The installation should be simple as well. Follow the steps in the installer. The default location will be in Program Files (may depend on 32 vs 64 bit version).
While I suggest using Netbeans as a development IDE (Integrated Development Environment), one could just as easily use Eclipse. The installation of Netbeans should also be straightforward. Follow the steps laid out in the installer. There may be some configuration to follow to ensure your Netbeans instance points to your newly installed JDK. If I am not mistaken, I think it may automatically look for your JDK during install.
Apache Maven 3.0.5
Apache Maven is a build system with dependency management built in. With the utilization of .pom files, one can structure builds and automatically resolve dependencies from remote hosted repositories. Many of the repos are hosted by trusted sources. When a dependency is needed, Maven will first look to see if it exists in your local repository. If it does not exist or is older than a remote version, then it will be retrieved from the remote repository.
Configuring Netbeans to utilize Maven
After installing Maven, it is important to make sure that your Netbeans install is pointing at your recently installed Maven. This can be achieved by: Launching Netbeans, click “Tools”, then click “Options”, and finally navigate to “Java-> Maven”. You should have the

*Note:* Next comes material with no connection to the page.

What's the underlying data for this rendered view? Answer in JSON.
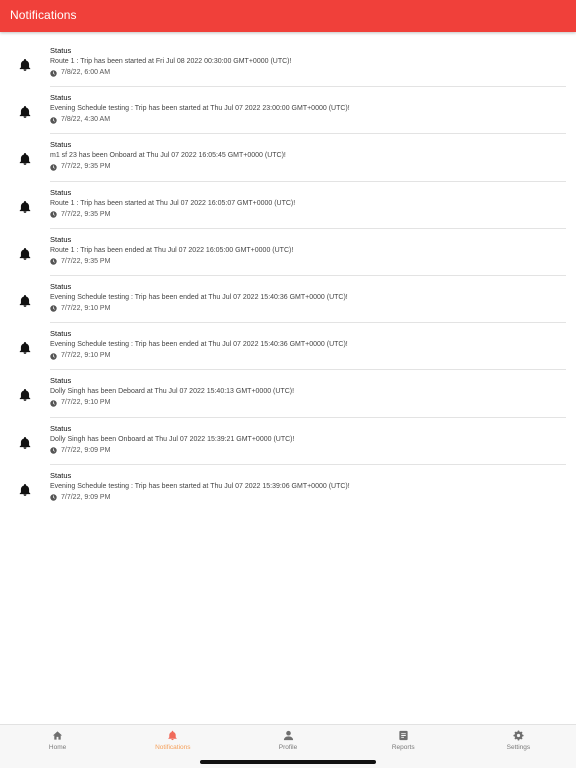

“Maven Home” configuration item set to your newly installed Apache Maven.
This guide has been created to prepare an individual for developing Apache Ignite hosted applications, however it could also be utilizing for anyone looking to start developing in Java. I hope what’s provided here is helpful, and I hope you enjoy my content!
In the past, I had reported on the Data Grid component of Apache Ignite, but the focus of my research in CS 528 (Advanced Parallel Computing) and CS 598 (Masters Project) will be the Apache Ignite Compute Grid.
The compute grid is a cluster of resources that can be used to perform distributed computations. The diagram above depicts the flow of the compute grid. Computations are sent to the distributed cluster, and then results are aggregated when available. More to come soon!